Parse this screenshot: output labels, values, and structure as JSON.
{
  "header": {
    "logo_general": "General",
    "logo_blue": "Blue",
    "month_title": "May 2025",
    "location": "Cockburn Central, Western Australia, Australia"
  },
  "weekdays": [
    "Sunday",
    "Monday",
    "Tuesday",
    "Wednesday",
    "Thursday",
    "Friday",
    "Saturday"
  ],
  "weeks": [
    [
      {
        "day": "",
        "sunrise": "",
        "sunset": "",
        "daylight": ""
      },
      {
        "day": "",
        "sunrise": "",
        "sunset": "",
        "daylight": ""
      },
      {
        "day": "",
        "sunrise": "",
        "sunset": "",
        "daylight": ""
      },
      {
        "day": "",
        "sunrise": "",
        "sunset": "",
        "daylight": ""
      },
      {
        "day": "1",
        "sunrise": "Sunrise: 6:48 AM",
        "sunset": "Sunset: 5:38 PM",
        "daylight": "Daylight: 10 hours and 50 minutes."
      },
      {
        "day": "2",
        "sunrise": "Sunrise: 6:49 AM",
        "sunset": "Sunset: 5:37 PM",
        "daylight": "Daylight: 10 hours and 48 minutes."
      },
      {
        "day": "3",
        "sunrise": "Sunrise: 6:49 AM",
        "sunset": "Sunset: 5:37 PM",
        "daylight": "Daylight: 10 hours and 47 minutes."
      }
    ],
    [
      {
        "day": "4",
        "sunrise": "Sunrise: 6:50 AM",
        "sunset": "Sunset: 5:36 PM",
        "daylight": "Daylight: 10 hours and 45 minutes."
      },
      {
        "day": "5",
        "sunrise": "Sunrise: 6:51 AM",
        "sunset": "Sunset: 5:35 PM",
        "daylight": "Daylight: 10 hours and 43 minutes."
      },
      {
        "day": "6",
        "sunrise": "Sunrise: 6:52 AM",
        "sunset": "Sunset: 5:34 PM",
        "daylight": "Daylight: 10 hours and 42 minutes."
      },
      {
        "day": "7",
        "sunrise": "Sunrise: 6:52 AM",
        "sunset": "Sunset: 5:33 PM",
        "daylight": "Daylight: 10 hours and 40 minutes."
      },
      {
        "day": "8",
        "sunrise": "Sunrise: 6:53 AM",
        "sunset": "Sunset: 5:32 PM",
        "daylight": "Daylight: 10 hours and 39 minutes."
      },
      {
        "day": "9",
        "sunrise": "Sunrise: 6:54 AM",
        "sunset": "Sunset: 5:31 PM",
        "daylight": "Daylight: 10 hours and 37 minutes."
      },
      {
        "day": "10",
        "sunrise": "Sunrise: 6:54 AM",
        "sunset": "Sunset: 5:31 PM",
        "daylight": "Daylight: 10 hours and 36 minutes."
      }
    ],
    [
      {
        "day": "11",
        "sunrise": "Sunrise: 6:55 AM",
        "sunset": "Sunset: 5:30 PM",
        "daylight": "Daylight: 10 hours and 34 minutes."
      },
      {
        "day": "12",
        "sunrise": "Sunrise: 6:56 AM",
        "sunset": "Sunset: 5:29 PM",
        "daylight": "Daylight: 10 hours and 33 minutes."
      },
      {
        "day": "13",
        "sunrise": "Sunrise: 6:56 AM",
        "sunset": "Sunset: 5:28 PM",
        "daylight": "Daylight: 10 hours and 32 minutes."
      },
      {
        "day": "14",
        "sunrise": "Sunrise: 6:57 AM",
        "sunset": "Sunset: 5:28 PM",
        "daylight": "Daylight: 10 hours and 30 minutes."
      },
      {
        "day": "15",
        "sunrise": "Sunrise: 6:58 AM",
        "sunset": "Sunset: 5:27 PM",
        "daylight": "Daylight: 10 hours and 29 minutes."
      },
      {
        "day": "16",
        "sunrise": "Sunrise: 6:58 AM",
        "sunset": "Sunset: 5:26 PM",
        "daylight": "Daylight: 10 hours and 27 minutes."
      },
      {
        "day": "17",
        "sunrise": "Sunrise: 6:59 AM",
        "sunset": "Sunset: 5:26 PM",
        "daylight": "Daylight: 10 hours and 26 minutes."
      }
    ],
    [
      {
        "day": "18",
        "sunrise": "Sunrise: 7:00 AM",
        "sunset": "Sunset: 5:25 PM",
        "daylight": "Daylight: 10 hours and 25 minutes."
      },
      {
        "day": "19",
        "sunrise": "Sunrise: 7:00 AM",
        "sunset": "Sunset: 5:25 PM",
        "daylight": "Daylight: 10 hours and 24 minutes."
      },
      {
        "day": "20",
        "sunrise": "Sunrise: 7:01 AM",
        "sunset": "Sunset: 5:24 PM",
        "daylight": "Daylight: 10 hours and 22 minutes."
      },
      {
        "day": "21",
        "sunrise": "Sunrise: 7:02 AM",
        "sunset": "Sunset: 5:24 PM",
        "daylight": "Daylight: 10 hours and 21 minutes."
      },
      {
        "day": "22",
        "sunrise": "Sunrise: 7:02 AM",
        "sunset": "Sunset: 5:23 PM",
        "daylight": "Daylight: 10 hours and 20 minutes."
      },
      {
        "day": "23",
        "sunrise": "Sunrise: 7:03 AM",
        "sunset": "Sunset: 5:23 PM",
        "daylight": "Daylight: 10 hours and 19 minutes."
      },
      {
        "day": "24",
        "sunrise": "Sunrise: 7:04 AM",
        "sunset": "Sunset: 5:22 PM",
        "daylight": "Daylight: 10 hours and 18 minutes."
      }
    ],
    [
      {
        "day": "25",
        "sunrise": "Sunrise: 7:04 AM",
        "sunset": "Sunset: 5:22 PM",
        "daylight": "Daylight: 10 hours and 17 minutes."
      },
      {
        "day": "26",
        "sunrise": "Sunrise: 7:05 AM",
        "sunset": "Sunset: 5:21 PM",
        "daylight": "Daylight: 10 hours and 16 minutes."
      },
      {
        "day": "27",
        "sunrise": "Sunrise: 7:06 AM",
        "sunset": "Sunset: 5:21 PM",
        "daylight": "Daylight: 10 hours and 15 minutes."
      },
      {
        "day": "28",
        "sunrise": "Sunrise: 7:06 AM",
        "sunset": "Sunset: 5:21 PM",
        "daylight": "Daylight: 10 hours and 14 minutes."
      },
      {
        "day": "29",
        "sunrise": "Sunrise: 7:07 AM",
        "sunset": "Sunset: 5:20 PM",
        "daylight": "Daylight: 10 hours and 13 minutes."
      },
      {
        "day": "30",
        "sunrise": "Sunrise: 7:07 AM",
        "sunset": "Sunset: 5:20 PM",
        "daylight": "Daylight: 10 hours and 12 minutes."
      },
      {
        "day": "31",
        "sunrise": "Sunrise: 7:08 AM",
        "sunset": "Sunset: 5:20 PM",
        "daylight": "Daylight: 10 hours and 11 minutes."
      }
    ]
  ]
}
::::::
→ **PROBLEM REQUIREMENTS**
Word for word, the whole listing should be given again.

→ **RESULT BELOW**
Parse this screenshot: output labels, values, and structure as JSON.
{
  "header": {
    "logo_general": "General",
    "logo_blue": "Blue",
    "month_title": "May 2025",
    "location": "Cockburn Central, Western Australia, Australia"
  },
  "weekdays": [
    "Sunday",
    "Monday",
    "Tuesday",
    "Wednesday",
    "Thursday",
    "Friday",
    "Saturday"
  ],
  "weeks": [
    [
      {
        "day": "",
        "sunrise": "",
        "sunset": "",
        "daylight": ""
      },
      {
        "day": "",
        "sunrise": "",
        "sunset": "",
        "daylight": ""
      },
      {
        "day": "",
        "sunrise": "",
        "sunset": "",
        "daylight": ""
      },
      {
        "day": "",
        "sunrise": "",
        "sunset": "",
        "daylight": ""
      },
      {
        "day": "1",
        "sunrise": "Sunrise: 6:48 AM",
        "sunset": "Sunset: 5:38 PM",
        "daylight": "Daylight: 10 hours and 50 minutes."
      },
      {
        "day": "2",
        "sunrise": "Sunrise: 6:49 AM",
        "sunset": "Sunset: 5:37 PM",
        "daylight": "Daylight: 10 hours and 48 minutes."
      },
      {
        "day": "3",
        "sunrise": "Sunrise: 6:49 AM",
        "sunset": "Sunset: 5:37 PM",
        "daylight": "Daylight: 10 hours and 47 minutes."
      }
    ],
    [
      {
        "day": "4",
        "sunrise": "Sunrise: 6:50 AM",
        "sunset": "Sunset: 5:36 PM",
        "daylight": "Daylight: 10 hours and 45 minutes."
      },
      {
        "day": "5",
        "sunrise": "Sunrise: 6:51 AM",
        "sunset": "Sunset: 5:35 PM",
        "daylight": "Daylight: 10 hours and 43 minutes."
      },
      {
        "day": "6",
        "sunrise": "Sunrise: 6:52 AM",
        "sunset": "Sunset: 5:34 PM",
        "daylight": "Daylight: 10 hours and 42 minutes."
      },
      {
        "day": "7",
        "sunrise": "Sunrise: 6:52 AM",
        "sunset": "Sunset: 5:33 PM",
        "daylight": "Daylight: 10 hours and 40 minutes."
      },
      {
        "day": "8",
        "sunrise": "Sunrise: 6:53 AM",
        "sunset": "Sunset: 5:32 PM",
        "daylight": "Daylight: 10 hours and 39 minutes."
      },
      {
        "day": "9",
        "sunrise": "Sunrise: 6:54 AM",
        "sunset": "Sunset: 5:31 PM",
        "daylight": "Daylight: 10 hours and 37 minutes."
      },
      {
        "day": "10",
        "sunrise": "Sunrise: 6:54 AM",
        "sunset": "Sunset: 5:31 PM",
        "daylight": "Daylight: 10 hours and 36 minutes."
      }
    ],
    [
      {
        "day": "11",
        "sunrise": "Sunrise: 6:55 AM",
        "sunset": "Sunset: 5:30 PM",
        "daylight": "Daylight: 10 hours and 34 minutes."
      },
      {
        "day": "12",
        "sunrise": "Sunrise: 6:56 AM",
        "sunset": "Sunset: 5:29 PM",
        "daylight": "Daylight: 10 hours and 33 minutes."
      },
      {
        "day": "13",
        "sunrise": "Sunrise: 6:56 AM",
        "sunset": "Sunset: 5:28 PM",
        "daylight": "Daylight: 10 hours and 32 minutes."
      },
      {
        "day": "14",
        "sunrise": "Sunrise: 6:57 AM",
        "sunset": "Sunset: 5:28 PM",
        "daylight": "Daylight: 10 hours and 30 minutes."
      },
      {
        "day": "15",
        "sunrise": "Sunrise: 6:58 AM",
        "sunset": "Sunset: 5:27 PM",
        "daylight": "Daylight: 10 hours and 29 minutes."
      },
      {
        "day": "16",
        "sunrise": "Sunrise: 6:58 AM",
        "sunset": "Sunset: 5:26 PM",
        "daylight": "Daylight: 10 hours and 27 minutes."
      },
      {
        "day": "17",
        "sunrise": "Sunrise: 6:59 AM",
        "sunset": "Sunset: 5:26 PM",
        "daylight": "Daylight: 10 hours and 26 minutes."
      }
    ],
    [
      {
        "day": "18",
        "sunrise": "Sunrise: 7:00 AM",
        "sunset": "Sunset: 5:25 PM",
        "daylight": "Daylight: 10 hours and 25 minutes."
      },
      {
        "day": "19",
        "sunrise": "Sunrise: 7:00 AM",
        "sunset": "Sunset: 5:25 PM",
        "daylight": "Daylight: 10 hours and 24 minutes."
      },
      {
        "day": "20",
        "sunrise": "Sunrise: 7:01 AM",
        "sunset": "Sunset: 5:24 PM",
        "daylight": "Daylight: 10 hours and 22 minutes."
      },
      {
        "day": "21",
        "sunrise": "Sunrise: 7:02 AM",
        "sunset": "Sunset: 5:24 PM",
        "daylight": "Daylight: 10 hours and 21 minutes."
      },
      {
        "day": "22",
        "sunrise": "Sunrise: 7:02 AM",
        "sunset": "Sunset: 5:23 PM",
        "daylight": "Daylight: 10 hours and 20 minutes."
      },
      {
        "day": "23",
        "sunrise": "Sunrise: 7:03 AM",
        "sunset": "Sunset: 5:23 PM",
        "daylight": "Daylight: 10 hours and 19 minutes."
      },
      {
        "day": "24",
        "sunrise": "Sunrise: 7:04 AM",
        "sunset": "Sunset: 5:22 PM",
        "daylight": "Daylight: 10 hours and 18 minutes."
      }
    ],
    [
      {
        "day": "25",
        "sunrise": "Sunrise: 7:04 AM",
        "sunset": "Sunset: 5:22 PM",
        "daylight": "Daylight: 10 hours and 17 minutes."
      },
      {
        "day": "26",
        "sunrise": "Sunrise: 7:05 AM",
        "sunset": "Sunset: 5:21 PM",
        "daylight": "Daylight: 10 hours and 16 minutes."
      },
      {
        "day": "27",
        "sunrise": "Sunrise: 7:06 AM",
        "sunset": "Sunset: 5:21 PM",
        "daylight": "Daylight: 10 hours and 15 minutes."
      },
      {
        "day": "28",
        "sunrise": "Sunrise: 7:06 AM",
        "sunset": "Sunset: 5:21 PM",
        "daylight": "Daylight: 10 hours and 14 minutes."
      },
      {
        "day": "29",
        "sunrise": "Sunrise: 7:07 AM",
        "sunset": "Sunset: 5:20 PM",
        "daylight": "Daylight: 10 hours and 13 minutes."
      },
      {
        "day": "30",
        "sunrise": "Sunrise: 7:07 AM",
        "sunset": "Sunset: 5:20 PM",
        "daylight": "Daylight: 10 hours and 12 minutes."
      },
      {
        "day": "31",
        "sunrise": "Sunrise: 7:08 AM",
        "sunset": "Sunset: 5:20 PM",
        "daylight": "Daylight: 10 hours and 11 minutes."
      }
    ]
  ]
}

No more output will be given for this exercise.